-- What you will do --
Restate each entry shown beneath this instruction, keeping its wording intact.
■ ■ ■ ■ ■
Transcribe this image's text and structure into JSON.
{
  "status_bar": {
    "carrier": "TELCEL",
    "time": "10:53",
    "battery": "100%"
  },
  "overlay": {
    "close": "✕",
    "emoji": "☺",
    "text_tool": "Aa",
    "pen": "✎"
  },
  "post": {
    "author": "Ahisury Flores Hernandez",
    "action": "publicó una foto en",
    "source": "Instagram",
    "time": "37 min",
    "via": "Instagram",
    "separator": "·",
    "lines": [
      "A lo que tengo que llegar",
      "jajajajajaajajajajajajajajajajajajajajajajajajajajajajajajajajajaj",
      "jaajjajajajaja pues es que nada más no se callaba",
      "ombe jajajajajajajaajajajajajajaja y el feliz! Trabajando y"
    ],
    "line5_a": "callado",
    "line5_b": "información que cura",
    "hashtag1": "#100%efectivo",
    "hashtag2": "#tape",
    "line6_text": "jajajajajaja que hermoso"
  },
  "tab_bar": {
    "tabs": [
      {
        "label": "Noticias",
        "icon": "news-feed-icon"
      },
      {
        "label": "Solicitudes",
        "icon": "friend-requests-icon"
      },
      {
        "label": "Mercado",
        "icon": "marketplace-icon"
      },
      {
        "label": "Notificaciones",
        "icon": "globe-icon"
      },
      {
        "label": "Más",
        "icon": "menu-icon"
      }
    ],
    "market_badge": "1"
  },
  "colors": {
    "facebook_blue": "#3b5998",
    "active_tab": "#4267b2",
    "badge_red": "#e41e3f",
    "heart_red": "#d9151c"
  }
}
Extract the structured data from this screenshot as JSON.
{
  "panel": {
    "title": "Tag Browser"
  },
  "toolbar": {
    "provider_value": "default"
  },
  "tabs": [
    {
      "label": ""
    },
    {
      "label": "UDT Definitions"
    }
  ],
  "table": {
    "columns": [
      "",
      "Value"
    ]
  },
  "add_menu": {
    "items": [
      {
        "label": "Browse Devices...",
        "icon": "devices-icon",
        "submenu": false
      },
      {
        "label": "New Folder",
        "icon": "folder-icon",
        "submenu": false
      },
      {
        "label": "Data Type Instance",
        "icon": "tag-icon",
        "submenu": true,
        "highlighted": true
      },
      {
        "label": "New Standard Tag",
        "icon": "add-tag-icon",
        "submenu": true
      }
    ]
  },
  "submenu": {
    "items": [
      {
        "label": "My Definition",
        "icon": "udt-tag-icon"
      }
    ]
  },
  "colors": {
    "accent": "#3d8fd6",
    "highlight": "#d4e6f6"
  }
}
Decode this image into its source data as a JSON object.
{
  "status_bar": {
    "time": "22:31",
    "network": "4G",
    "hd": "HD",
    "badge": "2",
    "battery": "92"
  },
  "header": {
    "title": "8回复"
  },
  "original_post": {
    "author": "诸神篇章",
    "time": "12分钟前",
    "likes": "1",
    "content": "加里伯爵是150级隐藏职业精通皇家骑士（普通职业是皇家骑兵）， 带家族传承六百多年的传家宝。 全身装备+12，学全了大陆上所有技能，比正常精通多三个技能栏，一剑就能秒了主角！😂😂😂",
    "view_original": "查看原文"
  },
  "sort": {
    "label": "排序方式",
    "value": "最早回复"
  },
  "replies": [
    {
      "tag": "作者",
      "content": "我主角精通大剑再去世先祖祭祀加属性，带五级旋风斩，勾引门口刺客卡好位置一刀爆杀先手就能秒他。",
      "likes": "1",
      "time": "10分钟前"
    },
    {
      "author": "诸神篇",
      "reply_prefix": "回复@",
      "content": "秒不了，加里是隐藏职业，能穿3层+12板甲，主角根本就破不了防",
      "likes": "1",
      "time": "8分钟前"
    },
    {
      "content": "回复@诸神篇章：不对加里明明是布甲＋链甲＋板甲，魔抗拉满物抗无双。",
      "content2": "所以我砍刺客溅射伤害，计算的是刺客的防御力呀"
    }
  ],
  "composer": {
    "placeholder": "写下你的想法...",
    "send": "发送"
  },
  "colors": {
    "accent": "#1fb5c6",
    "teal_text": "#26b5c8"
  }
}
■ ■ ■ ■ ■
-- Solution to this exercise --
Transcribe this image's text and structure into JSON.
{
  "status_bar": {
    "carrier": "TELCEL",
    "time": "10:53",
    "battery": "100%"
  },
  "overlay": {
    "close": "✕",
    "emoji": "☺",
    "text_tool": "Aa",
    "pen": "✎"
  },
  "post": {
    "author": "Ahisury Flores Hernandez",
    "action": "publicó una foto en",
    "source": "Instagram",
    "time": "37 min",
    "via": "Instagram",
    "separator": "·",
    "lines": [
      "A lo que tengo que llegar",
      "jajajajajaajajajajajajajajajajajajajajajajajajajajajajajajajajajaj",
      "jaajjajajajaja pues es que nada más no se callaba",
      "ombe jajajajajajajaajajajajajajaja y el feliz! Trabajando y"
    ],
    "line5_a": "callado",
    "line5_b": "información que cura",
    "hashtag1": "#100%efectivo",
    "hashtag2": "#tape",
    "line6_text": "jajajajajaja que hermoso"
  },
  "tab_bar": {
    "tabs": [
      {
        "label": "Noticias",
        "icon": "news-feed-icon"
      },
      {
        "label": "Solicitudes",
        "icon": "friend-requests-icon"
      },
      {
        "label": "Mercado",
        "icon": "marketplace-icon"
      },
      {
        "label": "Notificaciones",
        "icon": "globe-icon"
      },
      {
        "label": "Más",
        "icon": "menu-icon"
      }
    ],
    "market_badge": "1"
  },
  "colors": {
    "facebook_blue": "#3b5998",
    "active_tab": "#4267b2",
    "badge_red": "#e41e3f",
    "heart_red": "#d9151c"
  }
}
Extract the structured data from this screenshot as JSON.
{
  "panel": {
    "title": "Tag Browser"
  },
  "toolbar": {
    "provider_value": "default"
  },
  "tabs": [
    {
      "label": ""
    },
    {
      "label": "UDT Definitions"
    }
  ],
  "table": {
    "columns": [
      "",
      "Value"
    ]
  },
  "add_menu": {
    "items": [
      {
        "label": "Browse Devices...",
        "icon": "devices-icon",
        "submenu": false
      },
      {
        "label": "New Folder",
        "icon": "folder-icon",
        "submenu": false
      },
      {
        "label": "Data Type Instance",
        "icon": "tag-icon",
        "submenu": true,
        "highlighted": true
      },
      {
        "label": "New Standard Tag",
        "icon": "add-tag-icon",
        "submenu": true
      }
    ]
  },
  "submenu": {
    "items": [
      {
        "label": "My Definition",
        "icon": "udt-tag-icon"
      }
    ]
  },
  "colors": {
    "accent": "#3d8fd6",
    "highlight": "#d4e6f6"
  }
}
Decode this image into its source data as a JSON object.
{
  "status_bar": {
    "time": "22:31",
    "network": "4G",
    "hd": "HD",
    "badge": "2",
    "battery": "92"
  },
  "header": {
    "title": "8回复"
  },
  "original_post": {
    "author": "诸神篇章",
    "time": "12分钟前",
    "likes": "1",
    "content": "加里伯爵是150级隐藏职业精通皇家骑士（普通职业是皇家骑兵）， 带家族传承六百多年的传家宝。 全身装备+12，学全了大陆上所有技能，比正常精通多三个技能栏，一剑就能秒了主角！😂😂😂",
    "view_original": "查看原文"
  },
  "sort": {
    "label": "排序方式",
    "value": "最早回复"
  },
  "replies": [
    {
      "tag": "作者",
      "content": "我主角精通大剑再去世先祖祭祀加属性，带五级旋风斩，勾引门口刺客卡好位置一刀爆杀先手就能秒他。",
      "likes": "1",
      "time": "10分钟前"
    },
    {
      "author": "诸神篇",
      "reply_prefix": "回复@",
      "content": "秒不了，加里是隐藏职业，能穿3层+12板甲，主角根本就破不了防",
      "likes": "1",
      "time": "8分钟前"
    },
    {
      "content": "回复@诸神篇章：不对加里明明是布甲＋链甲＋板甲，魔抗拉满物抗无双。",
      "content2": "所以我砍刺客溅射伤害，计算的是刺客的防御力呀"
    }
  ],
  "composer": {
    "placeholder": "写下你的想法...",
    "send": "发送"
  },
  "colors": {
    "accent": "#1fb5c6",
    "teal_text": "#26b5c8"
  }
}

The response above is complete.